## Goal of the exercise:
Copy the entries character for character.

Content starts

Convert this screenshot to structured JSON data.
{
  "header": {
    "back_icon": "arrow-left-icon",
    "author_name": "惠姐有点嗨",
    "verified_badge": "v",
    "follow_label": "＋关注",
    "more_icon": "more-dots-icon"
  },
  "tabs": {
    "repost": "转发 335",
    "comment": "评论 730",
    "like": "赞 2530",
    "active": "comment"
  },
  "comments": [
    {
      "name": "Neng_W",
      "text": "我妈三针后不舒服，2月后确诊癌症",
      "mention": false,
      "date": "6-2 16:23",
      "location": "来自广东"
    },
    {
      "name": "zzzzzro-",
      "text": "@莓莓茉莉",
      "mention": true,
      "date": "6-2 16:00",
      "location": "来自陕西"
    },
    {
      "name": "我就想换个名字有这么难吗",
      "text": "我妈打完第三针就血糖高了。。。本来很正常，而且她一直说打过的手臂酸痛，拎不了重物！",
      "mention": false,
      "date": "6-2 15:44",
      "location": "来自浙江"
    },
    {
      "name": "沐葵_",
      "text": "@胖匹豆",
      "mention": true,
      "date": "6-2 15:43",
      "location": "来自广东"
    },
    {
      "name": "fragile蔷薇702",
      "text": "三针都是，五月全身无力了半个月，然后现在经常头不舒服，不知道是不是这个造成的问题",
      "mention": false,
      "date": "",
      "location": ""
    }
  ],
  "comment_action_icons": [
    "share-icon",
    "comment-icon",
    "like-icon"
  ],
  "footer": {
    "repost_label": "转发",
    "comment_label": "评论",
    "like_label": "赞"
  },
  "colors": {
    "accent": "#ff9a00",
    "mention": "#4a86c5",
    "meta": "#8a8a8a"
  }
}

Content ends

## Task solution:
Convert this screenshot to structured JSON data.
{
  "header": {
    "back_icon": "arrow-left-icon",
    "author_name": "惠姐有点嗨",
    "verified_badge": "v",
    "follow_label": "＋关注",
    "more_icon": "more-dots-icon"
  },
  "tabs": {
    "repost": "转发 335",
    "comment": "评论 730",
    "like": "赞 2530",
    "active": "comment"
  },
  "comments": [
    {
      "name": "Neng_W",
      "text": "我妈三针后不舒服，2月后确诊癌症",
      "mention": false,
      "date": "6-2 16:23",
      "location": "来自广东"
    },
    {
      "name": "zzzzzro-",
      "text": "@莓莓茉莉",
      "mention": true,
      "date": "6-2 16:00",
      "location": "来自陕西"
    },
    {
      "name": "我就想换个名字有这么难吗",
      "text": "我妈打完第三针就血糖高了。。。本来很正常，而且她一直说打过的手臂酸痛，拎不了重物！",
      "mention": false,
      "date": "6-2 15:44",
      "location": "来自浙江"
    },
    {
      "name": "沐葵_",
      "text": "@胖匹豆",
      "mention": true,
      "date": "6-2 15:43",
      "location": "来自广东"
    },
    {
      "name": "fragile蔷薇702",
      "text": "三针都是，五月全身无力了半个月，然后现在经常头不舒服，不知道是不是这个造成的问题",
      "mention": false,
      "date": "",
      "location": ""
    }
  ],
  "comment_action_icons": [
    "share-icon",
    "comment-icon",
    "like-icon"
  ],
  "footer": {
    "repost_label": "转发",
    "comment_label": "评论",
    "like_label": "赞"
  },
  "colors": {
    "accent": "#ff9a00",
    "mention": "#4a86c5",
    "meta": "#8a8a8a"
  }
}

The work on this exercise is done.